| Task data |
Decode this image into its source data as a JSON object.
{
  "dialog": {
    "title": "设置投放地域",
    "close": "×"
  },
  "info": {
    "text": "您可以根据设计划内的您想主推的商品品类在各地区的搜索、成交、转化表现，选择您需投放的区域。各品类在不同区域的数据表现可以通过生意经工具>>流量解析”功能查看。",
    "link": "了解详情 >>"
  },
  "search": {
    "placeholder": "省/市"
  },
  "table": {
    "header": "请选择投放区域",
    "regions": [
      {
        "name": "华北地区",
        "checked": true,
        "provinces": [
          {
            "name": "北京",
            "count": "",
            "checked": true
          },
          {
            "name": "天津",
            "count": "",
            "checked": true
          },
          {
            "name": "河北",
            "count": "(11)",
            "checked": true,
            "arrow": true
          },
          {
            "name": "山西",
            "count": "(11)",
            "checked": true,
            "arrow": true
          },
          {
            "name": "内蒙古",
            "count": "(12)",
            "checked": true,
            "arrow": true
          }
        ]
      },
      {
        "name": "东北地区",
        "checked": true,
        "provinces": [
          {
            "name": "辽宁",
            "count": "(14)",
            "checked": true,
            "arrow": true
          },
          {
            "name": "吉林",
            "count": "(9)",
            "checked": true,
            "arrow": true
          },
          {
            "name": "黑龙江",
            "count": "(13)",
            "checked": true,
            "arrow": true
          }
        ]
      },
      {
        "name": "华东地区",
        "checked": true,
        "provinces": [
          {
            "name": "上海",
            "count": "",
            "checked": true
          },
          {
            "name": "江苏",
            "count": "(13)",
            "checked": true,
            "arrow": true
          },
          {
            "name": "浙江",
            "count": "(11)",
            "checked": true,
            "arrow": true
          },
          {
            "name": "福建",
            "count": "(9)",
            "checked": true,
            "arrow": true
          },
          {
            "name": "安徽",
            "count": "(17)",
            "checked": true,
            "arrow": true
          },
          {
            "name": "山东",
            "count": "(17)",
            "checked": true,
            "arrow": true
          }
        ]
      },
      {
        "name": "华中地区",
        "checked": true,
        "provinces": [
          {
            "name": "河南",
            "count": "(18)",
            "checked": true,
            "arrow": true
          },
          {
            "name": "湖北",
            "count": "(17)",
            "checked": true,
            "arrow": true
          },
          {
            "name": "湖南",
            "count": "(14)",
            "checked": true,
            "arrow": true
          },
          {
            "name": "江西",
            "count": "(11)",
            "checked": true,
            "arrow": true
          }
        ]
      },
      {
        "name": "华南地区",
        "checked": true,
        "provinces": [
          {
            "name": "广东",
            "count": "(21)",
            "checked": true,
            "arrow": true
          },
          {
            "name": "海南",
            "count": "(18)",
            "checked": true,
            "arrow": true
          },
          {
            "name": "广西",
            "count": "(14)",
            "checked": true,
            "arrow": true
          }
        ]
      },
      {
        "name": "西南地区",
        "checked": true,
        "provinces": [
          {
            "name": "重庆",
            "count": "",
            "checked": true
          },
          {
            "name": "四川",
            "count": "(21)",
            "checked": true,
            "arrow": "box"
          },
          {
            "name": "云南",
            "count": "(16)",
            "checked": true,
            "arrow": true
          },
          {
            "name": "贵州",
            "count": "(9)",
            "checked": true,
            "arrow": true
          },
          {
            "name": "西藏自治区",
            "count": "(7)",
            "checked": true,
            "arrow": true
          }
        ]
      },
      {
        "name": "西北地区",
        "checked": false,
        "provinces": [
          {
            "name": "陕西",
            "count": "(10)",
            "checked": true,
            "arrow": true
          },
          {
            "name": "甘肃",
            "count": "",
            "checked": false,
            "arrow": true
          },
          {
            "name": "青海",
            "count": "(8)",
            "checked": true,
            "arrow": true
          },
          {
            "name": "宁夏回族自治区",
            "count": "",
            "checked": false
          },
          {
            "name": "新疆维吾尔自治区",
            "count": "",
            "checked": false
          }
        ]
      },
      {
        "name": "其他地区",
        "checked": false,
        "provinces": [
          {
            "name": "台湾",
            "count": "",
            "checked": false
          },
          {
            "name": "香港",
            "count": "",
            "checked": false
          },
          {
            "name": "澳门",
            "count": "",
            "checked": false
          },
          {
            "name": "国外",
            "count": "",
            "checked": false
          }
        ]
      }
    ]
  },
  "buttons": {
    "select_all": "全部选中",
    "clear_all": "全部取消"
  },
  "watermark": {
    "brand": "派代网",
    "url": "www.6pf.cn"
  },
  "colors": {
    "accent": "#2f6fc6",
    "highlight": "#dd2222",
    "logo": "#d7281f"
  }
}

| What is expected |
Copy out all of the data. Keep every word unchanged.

| Result below |
Decode this image into its source data as a JSON object.
{
  "dialog": {
    "title": "设置投放地域",
    "close": "×"
  },
  "info": {
    "text": "您可以根据设计划内的您想主推的商品品类在各地区的搜索、成交、转化表现，选择您需投放的区域。各品类在不同区域的数据表现可以通过生意经工具>>流量解析”功能查看。",
    "link": "了解详情 >>"
  },
  "search": {
    "placeholder": "省/市"
  },
  "table": {
    "header": "请选择投放区域",
    "regions": [
      {
        "name": "华北地区",
        "checked": true,
        "provinces": [
          {
            "name": "北京",
            "count": "",
            "checked": true
          },
          {
            "name": "天津",
            "count": "",
            "checked": true
          },
          {
            "name": "河北",
            "count": "(11)",
            "checked": true,
            "arrow": true
          },
          {
            "name": "山西",
            "count": "(11)",
            "checked": true,
            "arrow": true
          },
          {
            "name": "内蒙古",
            "count": "(12)",
            "checked": true,
            "arrow": true
          }
        ]
      },
      {
        "name": "东北地区",
        "checked": true,
        "provinces": [
          {
            "name": "辽宁",
            "count": "(14)",
            "checked": true,
            "arrow": true
          },
          {
            "name": "吉林",
            "count": "(9)",
            "checked": true,
            "arrow": true
          },
          {
            "name": "黑龙江",
            "count": "(13)",
            "checked": true,
            "arrow": true
          }
        ]
      },
      {
        "name": "华东地区",
        "checked": true,
        "provinces": [
          {
            "name": "上海",
            "count": "",
            "checked": true
          },
          {
            "name": "江苏",
            "count": "(13)",
            "checked": true,
            "arrow": true
          },
          {
            "name": "浙江",
            "count": "(11)",
            "checked": true,
            "arrow": true
          },
          {
            "name": "福建",
            "count": "(9)",
            "checked": true,
            "arrow": true
          },
          {
            "name": "安徽",
            "count": "(17)",
            "checked": true,
            "arrow": true
          },
          {
            "name": "山东",
            "count": "(17)",
            "checked": true,
            "arrow": true
          }
        ]
      },
      {
        "name": "华中地区",
        "checked": true,
        "provinces": [
          {
            "name": "河南",
            "count": "(18)",
            "checked": true,
            "arrow": true
          },
          {
            "name": "湖北",
            "count": "(17)",
            "checked": true,
            "arrow": true
          },
          {
            "name": "湖南",
            "count": "(14)",
            "checked": true,
            "arrow": true
          },
          {
            "name": "江西",
            "count": "(11)",
            "checked": true,
            "arrow": true
          }
        ]
      },
      {
        "name": "华南地区",
        "checked": true,
        "provinces": [
          {
            "name": "广东",
            "count": "(21)",
            "checked": true,
            "arrow": true
          },
          {
            "name": "海南",
            "count": "(18)",
            "checked": true,
            "arrow": true
          },
          {
            "name": "广西",
            "count": "(14)",
            "checked": true,
            "arrow": true
          }
        ]
      },
      {
        "name": "西南地区",
        "checked": true,
        "provinces": [
          {
            "name": "重庆",
            "count": "",
            "checked": true
          },
          {
            "name": "四川",
            "count": "(21)",
            "checked": true,
            "arrow": "box"
          },
          {
            "name": "云南",
            "count": "(16)",
            "checked": true,
            "arrow": true
          },
          {
            "name": "贵州",
            "count": "(9)",
            "checked": true,
            "arrow": true
          },
          {
            "name": "西藏自治区",
            "count": "(7)",
            "checked": true,
            "arrow": true
          }
        ]
      },
      {
        "name": "西北地区",
        "checked": false,
        "provinces": [
          {
            "name": "陕西",
            "count": "(10)",
            "checked": true,
            "arrow": true
          },
          {
            "name": "甘肃",
            "count": "",
            "checked": false,
            "arrow": true
          },
          {
            "name": "青海",
            "count": "(8)",
            "checked": true,
            "arrow": true
          },
          {
            "name": "宁夏回族自治区",
            "count": "",
            "checked": false
          },
          {
            "name": "新疆维吾尔自治区",
            "count": "",
            "checked": false
          }
        ]
      },
      {
        "name": "其他地区",
        "checked": false,
        "provinces": [
          {
            "name": "台湾",
            "count": "",
            "checked": false
          },
          {
            "name": "香港",
            "count": "",
            "checked": false
          },
          {
            "name": "澳门",
            "count": "",
            "checked": false
          },
          {
            "name": "国外",
            "count": "",
            "checked": false
          }
        ]
      }
    ]
  },
  "buttons": {
    "select_all": "全部选中",
    "clear_all": "全部取消"
  },
  "watermark": {
    "brand": "派代网",
    "url": "www.6pf.cn"
  },
  "colors": {
    "accent": "#2f6fc6",
    "highlight": "#dd2222",
    "logo": "#d7281f"
  }
}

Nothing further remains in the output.